● Your task
Down to the last character, repeat the entries beneath this task.

Start of Data shown

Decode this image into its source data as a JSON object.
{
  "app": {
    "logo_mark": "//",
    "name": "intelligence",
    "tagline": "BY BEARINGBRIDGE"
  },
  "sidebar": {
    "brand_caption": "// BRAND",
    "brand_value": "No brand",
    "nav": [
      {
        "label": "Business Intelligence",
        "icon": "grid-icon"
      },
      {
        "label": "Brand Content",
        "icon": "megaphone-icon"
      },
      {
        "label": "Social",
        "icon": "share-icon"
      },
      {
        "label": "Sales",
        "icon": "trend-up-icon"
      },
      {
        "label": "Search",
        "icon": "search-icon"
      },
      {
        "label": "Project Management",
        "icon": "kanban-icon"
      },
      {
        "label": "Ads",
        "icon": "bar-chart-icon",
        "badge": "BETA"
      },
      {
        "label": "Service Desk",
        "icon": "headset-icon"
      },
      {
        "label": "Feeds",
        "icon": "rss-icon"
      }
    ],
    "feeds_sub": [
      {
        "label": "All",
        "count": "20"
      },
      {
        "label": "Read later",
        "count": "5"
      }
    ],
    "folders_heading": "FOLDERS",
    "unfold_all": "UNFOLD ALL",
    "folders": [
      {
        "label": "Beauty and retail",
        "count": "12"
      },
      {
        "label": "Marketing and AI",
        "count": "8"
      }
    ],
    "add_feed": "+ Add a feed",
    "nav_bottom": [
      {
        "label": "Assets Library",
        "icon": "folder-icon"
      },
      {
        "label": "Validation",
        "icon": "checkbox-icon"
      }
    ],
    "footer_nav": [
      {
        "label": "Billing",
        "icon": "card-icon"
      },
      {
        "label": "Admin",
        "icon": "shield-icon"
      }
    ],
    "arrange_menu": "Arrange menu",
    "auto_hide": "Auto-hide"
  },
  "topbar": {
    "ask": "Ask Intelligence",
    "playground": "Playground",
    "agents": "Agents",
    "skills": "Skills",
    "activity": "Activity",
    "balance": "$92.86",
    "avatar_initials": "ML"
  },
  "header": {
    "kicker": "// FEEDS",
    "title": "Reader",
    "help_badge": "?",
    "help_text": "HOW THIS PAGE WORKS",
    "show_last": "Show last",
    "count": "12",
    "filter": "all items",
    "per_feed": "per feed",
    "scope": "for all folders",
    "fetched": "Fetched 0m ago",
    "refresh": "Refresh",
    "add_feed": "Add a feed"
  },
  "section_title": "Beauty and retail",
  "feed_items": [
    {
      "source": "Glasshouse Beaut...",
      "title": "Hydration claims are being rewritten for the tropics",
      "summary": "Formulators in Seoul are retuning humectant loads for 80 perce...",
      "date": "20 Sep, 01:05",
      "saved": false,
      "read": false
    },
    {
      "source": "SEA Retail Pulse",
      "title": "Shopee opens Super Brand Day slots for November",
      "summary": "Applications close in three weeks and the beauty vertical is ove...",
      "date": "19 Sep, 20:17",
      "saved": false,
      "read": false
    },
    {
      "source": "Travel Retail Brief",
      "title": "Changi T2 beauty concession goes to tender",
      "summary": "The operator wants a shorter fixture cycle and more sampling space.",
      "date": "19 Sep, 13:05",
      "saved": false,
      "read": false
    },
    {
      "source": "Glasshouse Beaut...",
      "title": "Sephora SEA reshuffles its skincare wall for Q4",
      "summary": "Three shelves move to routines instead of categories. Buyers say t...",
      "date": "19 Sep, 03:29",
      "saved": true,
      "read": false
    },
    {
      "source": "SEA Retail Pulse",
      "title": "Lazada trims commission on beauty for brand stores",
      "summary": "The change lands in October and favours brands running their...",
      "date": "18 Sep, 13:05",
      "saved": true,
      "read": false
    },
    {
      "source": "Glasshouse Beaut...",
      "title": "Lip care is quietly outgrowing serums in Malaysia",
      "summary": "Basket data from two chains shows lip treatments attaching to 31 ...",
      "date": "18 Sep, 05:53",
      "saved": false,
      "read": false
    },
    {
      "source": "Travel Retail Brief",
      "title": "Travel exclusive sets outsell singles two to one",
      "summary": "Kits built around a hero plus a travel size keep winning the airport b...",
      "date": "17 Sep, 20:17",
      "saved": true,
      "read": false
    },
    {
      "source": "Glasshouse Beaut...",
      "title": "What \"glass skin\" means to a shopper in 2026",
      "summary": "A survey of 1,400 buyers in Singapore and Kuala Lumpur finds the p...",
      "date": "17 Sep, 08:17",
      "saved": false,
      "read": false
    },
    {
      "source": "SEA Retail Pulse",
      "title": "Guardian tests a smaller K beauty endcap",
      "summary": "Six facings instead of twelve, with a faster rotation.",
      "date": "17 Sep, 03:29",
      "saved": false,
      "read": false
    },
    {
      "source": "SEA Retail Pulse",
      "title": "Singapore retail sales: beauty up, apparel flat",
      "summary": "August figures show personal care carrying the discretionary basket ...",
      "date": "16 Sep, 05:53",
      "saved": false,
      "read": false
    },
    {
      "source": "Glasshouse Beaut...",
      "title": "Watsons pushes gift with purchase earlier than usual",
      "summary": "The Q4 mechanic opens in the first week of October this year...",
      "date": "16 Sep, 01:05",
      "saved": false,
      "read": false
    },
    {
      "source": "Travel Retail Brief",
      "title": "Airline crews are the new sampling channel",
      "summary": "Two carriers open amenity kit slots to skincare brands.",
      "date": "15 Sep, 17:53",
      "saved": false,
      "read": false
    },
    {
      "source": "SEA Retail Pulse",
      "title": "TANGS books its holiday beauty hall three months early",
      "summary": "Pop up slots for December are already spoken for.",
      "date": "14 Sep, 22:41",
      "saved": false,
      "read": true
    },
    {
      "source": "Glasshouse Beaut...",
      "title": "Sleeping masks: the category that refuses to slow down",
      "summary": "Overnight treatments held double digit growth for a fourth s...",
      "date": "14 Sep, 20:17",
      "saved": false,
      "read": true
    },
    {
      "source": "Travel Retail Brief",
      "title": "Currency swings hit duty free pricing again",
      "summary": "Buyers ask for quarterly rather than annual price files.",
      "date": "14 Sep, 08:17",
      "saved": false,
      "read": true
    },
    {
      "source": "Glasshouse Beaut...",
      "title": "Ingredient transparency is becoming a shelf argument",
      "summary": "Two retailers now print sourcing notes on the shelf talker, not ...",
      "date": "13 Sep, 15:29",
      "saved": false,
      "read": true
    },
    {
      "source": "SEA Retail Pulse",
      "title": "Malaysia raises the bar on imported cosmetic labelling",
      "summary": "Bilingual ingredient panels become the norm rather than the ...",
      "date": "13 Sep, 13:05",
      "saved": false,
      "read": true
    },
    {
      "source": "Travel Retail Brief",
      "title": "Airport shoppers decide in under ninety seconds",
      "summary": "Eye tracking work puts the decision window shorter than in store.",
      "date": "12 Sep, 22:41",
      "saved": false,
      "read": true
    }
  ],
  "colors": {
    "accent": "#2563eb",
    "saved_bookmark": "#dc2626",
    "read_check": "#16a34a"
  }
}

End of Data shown

● Output for this exercise
Decode this image into its source data as a JSON object.
{
  "app": {
    "logo_mark": "//",
    "name": "intelligence",
    "tagline": "BY BEARINGBRIDGE"
  },
  "sidebar": {
    "brand_caption": "// BRAND",
    "brand_value": "No brand",
    "nav": [
      {
        "label": "Business Intelligence",
        "icon": "grid-icon"
      },
      {
        "label": "Brand Content",
        "icon": "megaphone-icon"
      },
      {
        "label": "Social",
        "icon": "share-icon"
      },
      {
        "label": "Sales",
        "icon": "trend-up-icon"
      },
      {
        "label": "Search",
        "icon": "search-icon"
      },
      {
        "label": "Project Management",
        "icon": "kanban-icon"
      },
      {
        "label": "Ads",
        "icon": "bar-chart-icon",
        "badge": "BETA"
      },
      {
        "label": "Service Desk",
        "icon": "headset-icon"
      },
      {
        "label": "Feeds",
        "icon": "rss-icon"
      }
    ],
    "feeds_sub": [
      {
        "label": "All",
        "count": "20"
      },
      {
        "label": "Read later",
        "count": "5"
      }
    ],
    "folders_heading": "FOLDERS",
    "unfold_all": "UNFOLD ALL",
    "folders": [
      {
        "label": "Beauty and retail",
        "count": "12"
      },
      {
        "label": "Marketing and AI",
        "count": "8"
      }
    ],
    "add_feed": "+ Add a feed",
    "nav_bottom": [
      {
        "label": "Assets Library",
        "icon": "folder-icon"
      },
      {
        "label": "Validation",
        "icon": "checkbox-icon"
      }
    ],
    "footer_nav": [
      {
        "label": "Billing",
        "icon": "card-icon"
      },
      {
        "label": "Admin",
        "icon": "shield-icon"
      }
    ],
    "arrange_menu": "Arrange menu",
    "auto_hide": "Auto-hide"
  },
  "topbar": {
    "ask": "Ask Intelligence",
    "playground": "Playground",
    "agents": "Agents",
    "skills": "Skills",
    "activity": "Activity",
    "balance": "$92.86",
    "avatar_initials": "ML"
  },
  "header": {
    "kicker": "// FEEDS",
    "title": "Reader",
    "help_badge": "?",
    "help_text": "HOW THIS PAGE WORKS",
    "show_last": "Show last",
    "count": "12",
    "filter": "all items",
    "per_feed": "per feed",
    "scope": "for all folders",
    "fetched": "Fetched 0m ago",
    "refresh": "Refresh",
    "add_feed": "Add a feed"
  },
  "section_title": "Beauty and retail",
  "feed_items": [
    {
      "source": "Glasshouse Beaut...",
      "title": "Hydration claims are being rewritten for the tropics",
      "summary": "Formulators in Seoul are retuning humectant loads for 80 perce...",
      "date": "20 Sep, 01:05",
      "saved": false,
      "read": false
    },
    {
      "source": "SEA Retail Pulse",
      "title": "Shopee opens Super Brand Day slots for November",
      "summary": "Applications close in three weeks and the beauty vertical is ove...",
      "date": "19 Sep, 20:17",
      "saved": false,
      "read": false
    },
    {
      "source": "Travel Retail Brief",
      "title": "Changi T2 beauty concession goes to tender",
      "summary": "The operator wants a shorter fixture cycle and more sampling space.",
      "date": "19 Sep, 13:05",
      "saved": false,
      "read": false
    },
    {
      "source": "Glasshouse Beaut...",
      "title": "Sephora SEA reshuffles its skincare wall for Q4",
      "summary": "Three shelves move to routines instead of categories. Buyers say t...",
      "date": "19 Sep, 03:29",
      "saved": true,
      "read": false
    },
    {
      "source": "SEA Retail Pulse",
      "title": "Lazada trims commission on beauty for brand stores",
      "summary": "The change lands in October and favours brands running their...",
      "date": "18 Sep, 13:05",
      "saved": true,
      "read": false
    },
    {
      "source": "Glasshouse Beaut...",
      "title": "Lip care is quietly outgrowing serums in Malaysia",
      "summary": "Basket data from two chains shows lip treatments attaching to 31 ...",
      "date": "18 Sep, 05:53",
      "saved": false,
      "read": false
    },
    {
      "source": "Travel Retail Brief",
      "title": "Travel exclusive sets outsell singles two to one",
      "summary": "Kits built around a hero plus a travel size keep winning the airport b...",
      "date": "17 Sep, 20:17",
      "saved": true,
      "read": false
    },
    {
      "source": "Glasshouse Beaut...",
      "title": "What \"glass skin\" means to a shopper in 2026",
      "summary": "A survey of 1,400 buyers in Singapore and Kuala Lumpur finds the p...",
      "date": "17 Sep, 08:17",
      "saved": false,
      "read": false
    },
    {
      "source": "SEA Retail Pulse",
      "title": "Guardian tests a smaller K beauty endcap",
      "summary": "Six facings instead of twelve, with a faster rotation.",
      "date": "17 Sep, 03:29",
      "saved": false,
      "read": false
    },
    {
      "source": "SEA Retail Pulse",
      "title": "Singapore retail sales: beauty up, apparel flat",
      "summary": "August figures show personal care carrying the discretionary basket ...",
      "date": "16 Sep, 05:53",
      "saved": false,
      "read": false
    },
    {
      "source": "Glasshouse Beaut...",
      "title": "Watsons pushes gift with purchase earlier than usual",
      "summary": "The Q4 mechanic opens in the first week of October this year...",
      "date": "16 Sep, 01:05",
      "saved": false,
      "read": false
    },
    {
      "source": "Travel Retail Brief",
      "title": "Airline crews are the new sampling channel",
      "summary": "Two carriers open amenity kit slots to skincare brands.",
      "date": "15 Sep, 17:53",
      "saved": false,
      "read": false
    },
    {
      "source": "SEA Retail Pulse",
      "title": "TANGS books its holiday beauty hall three months early",
      "summary": "Pop up slots for December are already spoken for.",
      "date": "14 Sep, 22:41",
      "saved": false,
      "read": true
    },
    {
      "source": "Glasshouse Beaut...",
      "title": "Sleeping masks: the category that refuses to slow down",
      "summary": "Overnight treatments held double digit growth for a fourth s...",
      "date": "14 Sep, 20:17",
      "saved": false,
      "read": true
    },
    {
      "source": "Travel Retail Brief",
      "title": "Currency swings hit duty free pricing again",
      "summary": "Buyers ask for quarterly rather than annual price files.",
      "date": "14 Sep, 08:17",
      "saved": false,
      "read": true
    },
    {
      "source": "Glasshouse Beaut...",
      "title": "Ingredient transparency is becoming a shelf argument",
      "summary": "Two retailers now print sourcing notes on the shelf talker, not ...",
      "date": "13 Sep, 15:29",
      "saved": false,
      "read": true
    },
    {
      "source": "SEA Retail Pulse",
      "title": "Malaysia raises the bar on imported cosmetic labelling",
      "summary": "Bilingual ingredient panels become the norm rather than the ...",
      "date": "13 Sep, 13:05",
      "saved": false,
      "read": true
    },
    {
      "source": "Travel Retail Brief",
      "title": "Airport shoppers decide in under ninety seconds",
      "summary": "Eye tracking work puts the decision window shorter than in store.",
      "date": "12 Sep, 22:41",
      "saved": false,
      "read": true
    }
  ],
  "colors": {
    "accent": "#2563eb",
    "saved_bookmark": "#dc2626",
    "read_check": "#16a34a"
  }
}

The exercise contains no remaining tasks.